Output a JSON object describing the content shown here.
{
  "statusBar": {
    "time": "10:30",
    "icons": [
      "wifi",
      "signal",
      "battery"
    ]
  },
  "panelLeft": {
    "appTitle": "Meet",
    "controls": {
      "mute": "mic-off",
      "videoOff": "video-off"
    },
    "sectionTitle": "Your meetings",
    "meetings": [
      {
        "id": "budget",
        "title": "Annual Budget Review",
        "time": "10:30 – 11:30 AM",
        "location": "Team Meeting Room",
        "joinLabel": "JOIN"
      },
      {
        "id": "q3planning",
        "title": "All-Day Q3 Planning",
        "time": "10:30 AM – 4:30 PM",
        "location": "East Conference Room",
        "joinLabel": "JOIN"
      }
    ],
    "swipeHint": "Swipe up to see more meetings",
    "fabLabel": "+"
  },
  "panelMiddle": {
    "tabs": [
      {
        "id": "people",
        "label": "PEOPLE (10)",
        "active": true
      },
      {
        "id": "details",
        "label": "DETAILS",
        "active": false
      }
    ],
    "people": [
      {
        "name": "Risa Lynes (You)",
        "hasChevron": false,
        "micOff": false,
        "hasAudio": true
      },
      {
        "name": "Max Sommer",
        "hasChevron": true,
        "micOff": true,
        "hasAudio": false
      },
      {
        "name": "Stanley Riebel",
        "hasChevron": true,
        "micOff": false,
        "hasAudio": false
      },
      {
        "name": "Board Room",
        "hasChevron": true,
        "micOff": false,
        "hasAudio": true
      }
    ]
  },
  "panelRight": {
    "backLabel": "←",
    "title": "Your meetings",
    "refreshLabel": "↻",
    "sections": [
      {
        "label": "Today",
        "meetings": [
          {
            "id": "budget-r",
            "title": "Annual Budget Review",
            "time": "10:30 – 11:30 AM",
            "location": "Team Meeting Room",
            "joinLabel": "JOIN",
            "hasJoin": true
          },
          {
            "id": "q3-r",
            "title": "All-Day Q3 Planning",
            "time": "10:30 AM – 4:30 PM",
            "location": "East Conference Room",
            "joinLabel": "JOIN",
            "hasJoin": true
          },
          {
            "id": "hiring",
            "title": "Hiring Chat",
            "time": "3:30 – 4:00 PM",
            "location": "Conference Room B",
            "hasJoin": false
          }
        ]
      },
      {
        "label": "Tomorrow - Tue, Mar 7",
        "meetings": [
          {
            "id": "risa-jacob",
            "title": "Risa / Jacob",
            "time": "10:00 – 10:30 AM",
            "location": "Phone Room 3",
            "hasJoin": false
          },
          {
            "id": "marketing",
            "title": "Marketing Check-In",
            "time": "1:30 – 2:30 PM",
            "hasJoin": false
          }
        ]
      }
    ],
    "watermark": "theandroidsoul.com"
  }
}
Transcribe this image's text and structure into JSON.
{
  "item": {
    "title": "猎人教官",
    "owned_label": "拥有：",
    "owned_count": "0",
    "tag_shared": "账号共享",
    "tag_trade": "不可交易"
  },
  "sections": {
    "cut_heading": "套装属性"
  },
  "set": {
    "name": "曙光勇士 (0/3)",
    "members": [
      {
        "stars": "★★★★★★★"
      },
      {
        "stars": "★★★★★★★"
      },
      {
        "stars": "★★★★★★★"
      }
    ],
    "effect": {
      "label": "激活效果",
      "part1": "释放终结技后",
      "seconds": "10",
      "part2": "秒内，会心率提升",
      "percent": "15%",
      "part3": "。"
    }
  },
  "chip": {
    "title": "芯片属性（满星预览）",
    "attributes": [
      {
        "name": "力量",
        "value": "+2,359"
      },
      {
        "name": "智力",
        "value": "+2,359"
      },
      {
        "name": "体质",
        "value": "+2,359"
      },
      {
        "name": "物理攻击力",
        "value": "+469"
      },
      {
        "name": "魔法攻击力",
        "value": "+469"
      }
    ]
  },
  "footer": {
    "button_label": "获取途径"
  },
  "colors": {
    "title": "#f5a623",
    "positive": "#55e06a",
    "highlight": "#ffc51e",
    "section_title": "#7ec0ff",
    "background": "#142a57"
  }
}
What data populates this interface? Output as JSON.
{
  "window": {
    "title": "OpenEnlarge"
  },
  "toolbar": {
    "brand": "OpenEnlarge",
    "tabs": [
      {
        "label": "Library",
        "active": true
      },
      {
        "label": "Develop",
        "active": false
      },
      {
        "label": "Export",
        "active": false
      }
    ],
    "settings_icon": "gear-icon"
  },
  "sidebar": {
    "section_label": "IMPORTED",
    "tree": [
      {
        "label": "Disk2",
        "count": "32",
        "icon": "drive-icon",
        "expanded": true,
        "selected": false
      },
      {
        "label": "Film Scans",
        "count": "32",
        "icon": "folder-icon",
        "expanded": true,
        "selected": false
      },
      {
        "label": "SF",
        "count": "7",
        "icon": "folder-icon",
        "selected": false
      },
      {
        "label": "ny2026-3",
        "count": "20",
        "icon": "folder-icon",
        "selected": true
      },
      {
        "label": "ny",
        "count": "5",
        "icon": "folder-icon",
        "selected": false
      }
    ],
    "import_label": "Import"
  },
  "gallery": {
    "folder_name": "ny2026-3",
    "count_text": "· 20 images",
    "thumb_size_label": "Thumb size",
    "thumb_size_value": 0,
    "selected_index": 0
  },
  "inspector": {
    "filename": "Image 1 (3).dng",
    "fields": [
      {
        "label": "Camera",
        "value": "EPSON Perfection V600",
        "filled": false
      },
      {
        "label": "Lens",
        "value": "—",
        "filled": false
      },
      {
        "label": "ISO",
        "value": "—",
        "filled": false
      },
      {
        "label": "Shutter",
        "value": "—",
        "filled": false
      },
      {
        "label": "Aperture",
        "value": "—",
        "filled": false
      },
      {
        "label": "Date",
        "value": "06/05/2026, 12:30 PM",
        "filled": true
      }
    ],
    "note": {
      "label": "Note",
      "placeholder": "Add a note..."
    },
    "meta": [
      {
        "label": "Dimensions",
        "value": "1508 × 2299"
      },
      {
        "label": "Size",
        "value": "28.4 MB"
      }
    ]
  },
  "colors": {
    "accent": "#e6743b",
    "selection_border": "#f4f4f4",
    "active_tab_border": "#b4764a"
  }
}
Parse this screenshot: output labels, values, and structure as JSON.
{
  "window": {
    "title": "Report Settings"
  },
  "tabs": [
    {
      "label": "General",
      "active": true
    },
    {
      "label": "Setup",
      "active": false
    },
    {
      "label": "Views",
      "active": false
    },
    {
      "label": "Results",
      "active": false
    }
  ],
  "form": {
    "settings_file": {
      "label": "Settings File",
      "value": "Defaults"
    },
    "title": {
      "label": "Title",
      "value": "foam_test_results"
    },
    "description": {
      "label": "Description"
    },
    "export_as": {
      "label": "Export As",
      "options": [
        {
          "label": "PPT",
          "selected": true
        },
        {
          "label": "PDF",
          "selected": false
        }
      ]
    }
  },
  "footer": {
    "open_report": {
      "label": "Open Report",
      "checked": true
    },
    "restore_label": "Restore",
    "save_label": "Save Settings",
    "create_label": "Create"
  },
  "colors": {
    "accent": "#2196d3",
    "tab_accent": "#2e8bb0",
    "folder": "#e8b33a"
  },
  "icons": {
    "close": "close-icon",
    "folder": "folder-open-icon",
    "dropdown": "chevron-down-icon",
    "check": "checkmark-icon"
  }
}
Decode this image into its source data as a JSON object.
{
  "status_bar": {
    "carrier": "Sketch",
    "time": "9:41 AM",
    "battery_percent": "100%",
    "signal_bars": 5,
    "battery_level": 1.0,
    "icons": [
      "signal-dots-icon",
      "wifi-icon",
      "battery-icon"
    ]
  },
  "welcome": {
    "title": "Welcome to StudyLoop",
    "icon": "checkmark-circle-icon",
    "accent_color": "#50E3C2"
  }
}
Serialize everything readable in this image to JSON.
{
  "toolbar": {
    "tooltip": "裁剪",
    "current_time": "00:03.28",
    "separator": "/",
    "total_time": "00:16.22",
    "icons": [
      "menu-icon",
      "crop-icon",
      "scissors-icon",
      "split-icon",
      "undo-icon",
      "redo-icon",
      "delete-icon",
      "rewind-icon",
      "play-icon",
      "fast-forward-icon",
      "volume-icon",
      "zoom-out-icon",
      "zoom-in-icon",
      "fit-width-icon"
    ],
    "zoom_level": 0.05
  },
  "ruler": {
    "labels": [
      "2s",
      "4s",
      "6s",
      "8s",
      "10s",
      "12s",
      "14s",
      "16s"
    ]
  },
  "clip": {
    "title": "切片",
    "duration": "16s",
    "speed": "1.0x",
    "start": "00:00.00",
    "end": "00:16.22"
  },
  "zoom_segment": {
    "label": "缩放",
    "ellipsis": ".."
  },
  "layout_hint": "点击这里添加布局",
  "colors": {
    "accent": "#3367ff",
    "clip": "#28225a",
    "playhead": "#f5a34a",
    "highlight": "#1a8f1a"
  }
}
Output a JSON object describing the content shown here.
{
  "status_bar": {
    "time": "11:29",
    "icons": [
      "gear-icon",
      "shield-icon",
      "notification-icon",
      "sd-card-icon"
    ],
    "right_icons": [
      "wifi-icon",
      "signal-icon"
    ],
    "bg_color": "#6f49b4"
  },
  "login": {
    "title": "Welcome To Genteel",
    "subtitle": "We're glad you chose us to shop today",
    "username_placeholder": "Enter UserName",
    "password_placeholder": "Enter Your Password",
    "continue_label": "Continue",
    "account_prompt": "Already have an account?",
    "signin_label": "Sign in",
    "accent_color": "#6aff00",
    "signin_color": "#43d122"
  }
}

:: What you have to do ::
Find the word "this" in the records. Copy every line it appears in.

:: Exercise result ::
Transcribe this image's text and structure into JSON.
What data populates this interface? Output as JSON.
Parse this screenshot: output labels, values, and structure as JSON.
Decode this image into its source data as a JSON object.
Serialize everything readable in this image to JSON.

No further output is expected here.